The lawyer for King Albert II, Alain Berenboom, on Friday downplayed a decision by Belgium’s Court of Cassation to reject a bid by the former monarch to appear before it in the latest phase of the Delphine Boël paternity case.
Reacting to Friday’s decision by the Court of Cassation, Berenboom refused to see it as a defeat, stressing that his client was involved in this first phase of the proceedings against his wish, even though the law did not require it.
The Court decided that, at this stage of the proceedings, King Albert II was not party to the action to contest the paternity and, therefore, his point of view could not yet be heard.
His arguments will be considered in the second part of the procedure, which will now be opened at the Brussels Appeal Court to determine any possible paternity of the King.
Delphine Boël, a 51-year-old Belgian woman, has been claiming for years that the king, and not her purported parent Jacques Boël, is her biological father.
Boël took to the courts to seek recognition as Albert’s daughter and a judge subsequently ruled that the king should take a DNA test. Albert appealed against the decision in the Court of Cassation but, in May, he provided genetic material for the DNA test.
“No one knows the result of this DNA test, not even the King,” Berenboom stressed. “At the appeal court, the issue of whether or not to produce the results of the DNA test will be raised. That will be the subject of legal debates.”
The key issue will be to know whether or not the King can be considered the legal father of Delphine Boël. “Delphine Boël no longer has a legal father,” Berenboom explained. “The issue is whether the King will become her legal father or not.”
Asked about the state of mind of the former sovereign, the attorney made a comparison with Roman emperor Marcus Aurelius.

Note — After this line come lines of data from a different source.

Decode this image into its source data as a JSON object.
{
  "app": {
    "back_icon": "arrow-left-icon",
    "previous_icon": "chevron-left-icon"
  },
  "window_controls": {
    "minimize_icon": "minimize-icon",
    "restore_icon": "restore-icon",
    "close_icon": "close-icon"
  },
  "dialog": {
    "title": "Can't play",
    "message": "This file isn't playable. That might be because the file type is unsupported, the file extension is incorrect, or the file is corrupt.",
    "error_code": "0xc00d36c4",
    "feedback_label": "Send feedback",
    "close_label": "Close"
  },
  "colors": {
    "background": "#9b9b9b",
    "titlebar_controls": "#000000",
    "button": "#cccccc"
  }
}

“When I see him, I feel he’s a philosophical king,” he said. “I’m under the impression that he is extremely calm. He reminds me a bit of Emperor Marcus Aurelius. I think the king has that same philosophy.”
The Brussels Times